First Look at Karen Gillan's 'Selfie' Makes Us All Look Bad
You know you live in a social media obsessed culture when someone's social media obsession can form the entire basis of a television show's premise. Karen Gillan's upcoming ABC show Selfie is an exaggerated look at what happens when you spend too much time on the Internet and it's unbearable true. Say what you want about social media giving us access to one another's lives in ways we've never been able to achieve before, but pretty soon we're all going to forget how to say hello to each other in real life. The first sneak peek at Selfie takes that to its logical extreme, showing Gillan's character struggling to remember the name of someone she walks past every day.

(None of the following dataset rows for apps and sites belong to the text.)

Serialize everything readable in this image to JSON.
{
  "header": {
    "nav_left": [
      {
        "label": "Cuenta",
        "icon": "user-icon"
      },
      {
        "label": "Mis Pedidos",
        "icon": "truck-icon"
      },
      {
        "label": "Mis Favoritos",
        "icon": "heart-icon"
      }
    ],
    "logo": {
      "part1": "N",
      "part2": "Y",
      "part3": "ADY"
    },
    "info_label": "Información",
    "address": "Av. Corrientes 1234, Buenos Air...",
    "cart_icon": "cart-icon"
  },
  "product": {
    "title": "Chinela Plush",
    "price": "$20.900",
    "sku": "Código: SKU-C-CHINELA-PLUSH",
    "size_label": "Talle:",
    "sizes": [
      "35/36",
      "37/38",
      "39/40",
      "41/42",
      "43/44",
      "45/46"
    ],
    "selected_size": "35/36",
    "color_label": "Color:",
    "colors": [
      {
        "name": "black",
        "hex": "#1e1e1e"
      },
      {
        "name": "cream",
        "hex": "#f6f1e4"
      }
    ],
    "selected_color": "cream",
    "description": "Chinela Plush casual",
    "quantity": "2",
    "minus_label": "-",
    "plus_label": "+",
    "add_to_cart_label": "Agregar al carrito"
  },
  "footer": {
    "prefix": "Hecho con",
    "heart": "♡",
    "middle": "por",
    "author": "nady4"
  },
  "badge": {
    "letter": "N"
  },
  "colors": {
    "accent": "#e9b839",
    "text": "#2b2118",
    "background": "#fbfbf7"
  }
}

Hopefully none of us are that bad yet, but the fact that Selfie is taking a comedic look at what too much time on the Internet will do to your interpersonal relationships doesn't mean that it's not a lesson we shouldn't all learn. It's a culturally relevant update of Pygmalion, a play better known by the title of its musical adaptation My Fair Lady, in which Henry Higgins takes Eliza Doolittle under his wing and teaches her how to navigate the world of high society. This time around, instead of being a professor and phoneticist, Henry is a marketing guru trying to help Eliza Dooley become popular offline instead of just on.
With lessons that begin with just learning a co-worker's name, it's clear that ABC is mining that ridiculous premise for all of the laughs it can provide. Being able to laugh at Eliza will probably help take everyone's mind off the fact that there's a little Eliza Dooley in all of us. How many times have you been more comfortable expressing a thought on Twitter to hundreds of followers rather than offline to a close friend? How many times have you considered yourself close with someone because you're mutual friends on Facebook but you've never actually spoken to them on the phone? How many times has Netflix kept you inside your house when you promised you'd go out with your friends?
If you can answer yes to any or all of these questions, then you probably make up at least 95 percent of Americans. And if you can't answer yes to any of these questions, then you're probably lying.
Watch the sneak peek below.